Writing can be a kind of a lonely activity. I thought about this during a little retreat I took from the hustle and bustle of the world, in my private hole at the beach. This hole was already mostly dug by some larger dog, or a pack of human children, so it was easy to fit myself into.
In my hole I pondered these questions: Why did I start this blog? Am I happy with it? Do I want to make any changes to it? Stuff like that. Then I saw some seagulls and forgot everything else but the seagulls.
Yes, must focus, just to share, I started this blog because I’m so handsome that I thought everyone might want to admire me. I still feel that’s true. Let’s face it I’m very handsome, a dog star. Now though I also want to share more than just my beauty. I want to share my perspective on the world, 14″ off the ground… and a fraction of an inch off the ground in “sniff mode.” I hope to amuse my people, and make them smile. I love when they do that! I also hope to make them think, because sometimes they don’t do a very good job of that. And sometimes I want to help them not think, because they do too much of that.

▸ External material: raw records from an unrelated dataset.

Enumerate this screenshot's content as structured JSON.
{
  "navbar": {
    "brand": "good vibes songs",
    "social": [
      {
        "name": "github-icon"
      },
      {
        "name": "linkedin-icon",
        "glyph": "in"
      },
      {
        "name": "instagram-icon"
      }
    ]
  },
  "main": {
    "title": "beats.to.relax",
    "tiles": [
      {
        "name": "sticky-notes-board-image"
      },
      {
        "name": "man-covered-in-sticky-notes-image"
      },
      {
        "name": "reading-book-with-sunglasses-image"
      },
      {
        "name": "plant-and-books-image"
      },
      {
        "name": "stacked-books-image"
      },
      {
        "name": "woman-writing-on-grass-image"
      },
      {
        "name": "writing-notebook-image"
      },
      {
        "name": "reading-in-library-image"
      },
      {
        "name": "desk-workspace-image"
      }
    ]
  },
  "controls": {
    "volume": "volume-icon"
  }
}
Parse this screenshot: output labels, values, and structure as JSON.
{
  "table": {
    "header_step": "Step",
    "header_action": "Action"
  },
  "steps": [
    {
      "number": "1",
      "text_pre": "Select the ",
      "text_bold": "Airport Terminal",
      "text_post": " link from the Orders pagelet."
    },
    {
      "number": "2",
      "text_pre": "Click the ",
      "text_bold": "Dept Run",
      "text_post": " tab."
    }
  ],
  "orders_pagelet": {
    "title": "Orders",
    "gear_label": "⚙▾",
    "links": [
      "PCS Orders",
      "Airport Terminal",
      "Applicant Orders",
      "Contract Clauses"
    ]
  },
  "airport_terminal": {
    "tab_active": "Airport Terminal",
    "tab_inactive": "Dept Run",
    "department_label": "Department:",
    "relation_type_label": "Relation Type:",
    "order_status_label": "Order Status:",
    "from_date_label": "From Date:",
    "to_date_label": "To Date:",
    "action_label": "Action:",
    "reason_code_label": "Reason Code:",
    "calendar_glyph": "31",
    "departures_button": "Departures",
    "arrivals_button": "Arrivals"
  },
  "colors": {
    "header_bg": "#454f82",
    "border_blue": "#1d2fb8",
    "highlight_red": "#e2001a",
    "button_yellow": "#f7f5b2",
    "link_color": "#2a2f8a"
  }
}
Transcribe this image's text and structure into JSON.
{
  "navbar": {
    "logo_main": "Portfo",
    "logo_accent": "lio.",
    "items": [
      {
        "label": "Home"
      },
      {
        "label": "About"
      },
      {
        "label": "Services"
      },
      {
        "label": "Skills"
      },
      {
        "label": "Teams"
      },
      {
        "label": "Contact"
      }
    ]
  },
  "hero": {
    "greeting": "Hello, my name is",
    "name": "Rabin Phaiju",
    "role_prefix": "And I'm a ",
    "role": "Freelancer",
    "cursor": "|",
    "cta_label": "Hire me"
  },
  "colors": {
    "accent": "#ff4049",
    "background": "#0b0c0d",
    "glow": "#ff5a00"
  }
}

Maybe I need to share more of my activities off the beaten? Or maybe more of those on the beaten path? (Last week I realized what the beaten path is. It’s where all the humans walk and it packs down the earth. It’s their big flat feet, those clown shoes they wear. Deer paths, coyote paths, those are not beaten, they remain fluffy…the fluffy path is harder to walk on. You sink in. Especially if you’re a corgi. But, I digress.)
I hope to post more often in 2013. Why? Because. Is because a reason? I think it might be. I don’t like it when there’s too much pee to analyze on one post, so I hope to keep it brief and to the point. I pledge to visit other dog’s blogs and see what they’re up to. I pledge to keep my word count down. Woof! Woof!
Meanwhile that retreat hole on the beach was cool and comfortable, Ranger’s Retreat I called it. I suggest finding a good hole and spending some time in it to clear your thoughts. Make sure that your human brings you drinking water. Train your human to bring a pocket full of snacks. Make sure to look a little bit sad when you want to go home.
“Retreat: a place and time for you to get reacquainted with you; the ebb in ebb and flow; a solitary sanctuary for renewal; a safe haven; a snug den, a refuge.”—Corrie Woods
“Retreat: a crate, a hole, a snug den, under a chair. A place to go when nothing’s happening or when too much is happening.”
—The Lawn Ranger